It was as an actor the Menard, “a Métis kid living all over the prairie provinces in small towns and the bush,” made her start. “Two or three lead roles in TV series…. And then my first play The Velvet Devil had a big life — as a radio play, a CD, then a made-for-TV CBC movie. All that happened in Saskatoon.”
“My dad was the king of the kitchen party…. I didn’t know this (the life of an actor/playwright/musician) was an option for making a living. And I almost would have followed in his footsteps if it can’t been for people like Angie Tysseland,” a Saskatoon musician/ composer/ choir director.
“She and I started a band together,” says Menard. “I was 19 or 20, very late to the whole scene. We had a jazz and blues-y little duo.” And life got very busy. “I’d never be doing all the things I’m doing now — film and TV, theatre, music — if I hadn’t been given so many opportunities and help in those different genres…. The arts scene in Saskatchewan helped pull me in those directions, one at a time.”
As she describes, the heroine of The Velvet Devil “was a Métis girl from Batoche, who dreamed bigger than her community and wanted to be a big star onstage….” She’d heard jazz on the radio “and wanted to be those singers. And she ran away to the big city, turned her back on her mother and her people, and did become a big star. The play takes place when she has a vision her mother has passed, and she comes home and has to make amends for her decision.”
It’s a powerful story line and it’s all about identity, she says,. “What the world expects you to be and what you yourself are, and you just have to find a way to make those match. And here I am 25 years later. And Rubaboo is the essence of me now!”
As for so many artists, the fallow years of COVID were a time of re-assessment for Menard. “I honestly thought maybe I’m done with performing…. What I did instead was go online as a teacher, a messenger, helping people with my circles and courses.
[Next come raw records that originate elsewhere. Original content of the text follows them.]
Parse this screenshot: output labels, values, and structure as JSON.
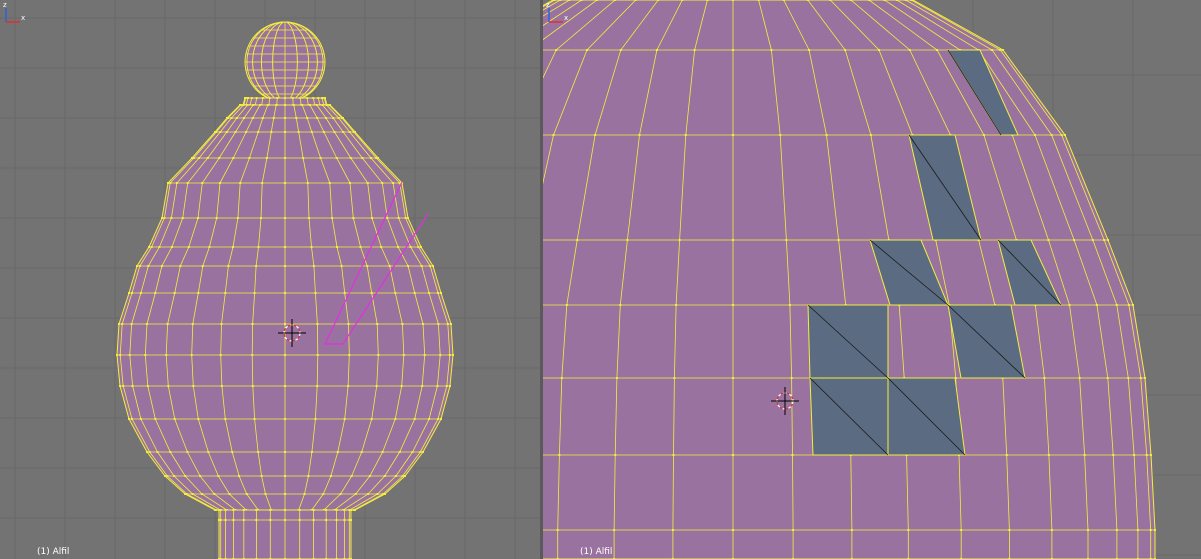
{
  "viewports": [
    {
      "id": "left",
      "object_label": "(1) Alfil",
      "view": "front-wireframe-full"
    },
    {
      "id": "right",
      "object_label": "(1) Alfil",
      "view": "front-wireframe-zoomed"
    }
  ],
  "axis": {
    "x_label": "x",
    "z_label": "z"
  },
  "colors": {
    "background": "#737373",
    "grid": "#6a6a6a",
    "mesh_face": "#9a72a0",
    "mesh_edge": "#f2ef3c",
    "selected_face": "#5a6b82",
    "knife_line": "#e030e0",
    "axis_x": "#e03030",
    "axis_z": "#3060e0"
  },
  "icons": [
    "3d-cursor-icon",
    "axis-gizmo-icon"
  ]
}
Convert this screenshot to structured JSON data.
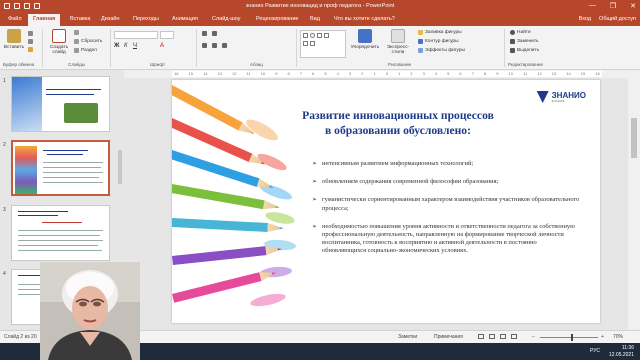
{
  "window": {
    "title": "знанио Развитие инновацид и проф педагога - PowerPoint",
    "controls": [
      "—",
      "❐",
      "✕"
    ]
  },
  "tabs": [
    {
      "label": "Файл"
    },
    {
      "label": "Главная",
      "active": true
    },
    {
      "label": "Вставка"
    },
    {
      "label": "Дизайн"
    },
    {
      "label": "Переходы"
    },
    {
      "label": "Анимация"
    },
    {
      "label": "Слайд-шоу"
    },
    {
      "label": "Рецензирование"
    },
    {
      "label": "Вид"
    },
    {
      "label": "Что вы хотите сделать?"
    }
  ],
  "tabs_right": {
    "signin": "Вход",
    "share": "Общий доступ"
  },
  "ribbon": {
    "paste": "Вставить",
    "create_slide": "Создать слайд",
    "cut": "Вырезать",
    "reset": "Сбросить",
    "section": "Раздел",
    "arrange": "Упорядочить",
    "quick_styles": "Экспресс-стили",
    "fill": "Заливка фигуры",
    "outline": "Контур фигуры",
    "effects": "Эффекты фигуры",
    "find": "Найти",
    "replace": "Заменить",
    "select": "Выделить",
    "groups": {
      "clipboard": "Буфер обмена",
      "slides": "Слайды",
      "font": "Шрифт",
      "paragraph": "Абзац",
      "drawing": "Рисование",
      "editing": "Редактирование"
    }
  },
  "ruler_ticks": [
    "16",
    "15",
    "14",
    "13",
    "12",
    "11",
    "10",
    "9",
    "8",
    "7",
    "6",
    "5",
    "4",
    "3",
    "2",
    "1",
    "0",
    "1",
    "2",
    "3",
    "4",
    "5",
    "6",
    "7",
    "8",
    "9",
    "10",
    "11",
    "12",
    "13",
    "14",
    "15",
    "16"
  ],
  "thumbnails": [
    {
      "num": "1"
    },
    {
      "num": "2",
      "selected": true
    },
    {
      "num": "3"
    },
    {
      "num": "4"
    }
  ],
  "slide": {
    "title_line1": "Развитие инновационных процессов",
    "title_line2": "в образовании обусловлено:",
    "logo_text": "ЗНАНИО",
    "logo_sub": "ЗНАНИЕ",
    "bullets": [
      "интенсивным развитием информационных технологий;",
      "обновлением содержания современной философии образования;",
      "гуманистически сориентированным характером взаимодействия участников образовательного процесса;",
      "необходимостью повышения уровня активности и ответственности педагога за собственную профессиональную деятельность, направленную на формирование творческой личности воспитанника, готовность к восприятию и активной деятельности в постоянно обновляющихся социально-экономических условиях."
    ],
    "bullet_mark": "➢"
  },
  "status": {
    "slide_info": "Слайд 2 из 20",
    "notes": "Заметки",
    "comments": "Примечания",
    "zoom": "70%"
  },
  "taskbar": {
    "lang": "РУС",
    "time": "11:36",
    "date": "12.05.2021"
  }
}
But I would never have had the courage if I didn’t feel the world so needed help…. I literally gave away my career; I thought maybe this is who I am now.”
Menard laughs. “Cut to the next scene, and I’m doing a new show, a new TV series (Sullivan’s Crossing), a new album! The four quadrants of my life just seemed to blast open!”
She thinks of Rubaboo as “my way of incorporating the teacher in me, the one who wants to help people heal…. I just want people to find their way back to their best selves. It’s always mattered to me. But now I’m in my ‘50s, (I see) it’s just crucial. People are struggling so hard!”
Reconciliation and “the way so many Canadians are feeling it’s not their responsibility” was a big motivator. “I want people to be excited to step into their role in reconciliation,” she says, “to be their best selves in this time of change and struggle…. I wanted to create a show that helps people fall in love with Métis people. to re-jig the narrative that’s out there.”
“Facing it in love is the only way I can do it!” says Menard. “The warrior way is needed but I’m not necessarily that person. People forget that love is an individual thing…. So if this show can do its part opening people’s hearts, that’s my goal!”
“We’re choosing to fall in love with the audience every night.” Menard laughs, “it’s not always easy. But that’s my goal! My team up on onstage, that’s our vow…. I take you on an emotional journey.”
Theatre: Citadel Theatre
Created by: Andrea Menard
Music by: Andrea Menard and Robert Walsh
Directed by: Alanis King
Starring: Andrea Menard, Robert Walsh, Nathen Aswell, Karen Shepherd
Running: through March 3
Tickets: 780-425-1820, citadeltheatre.com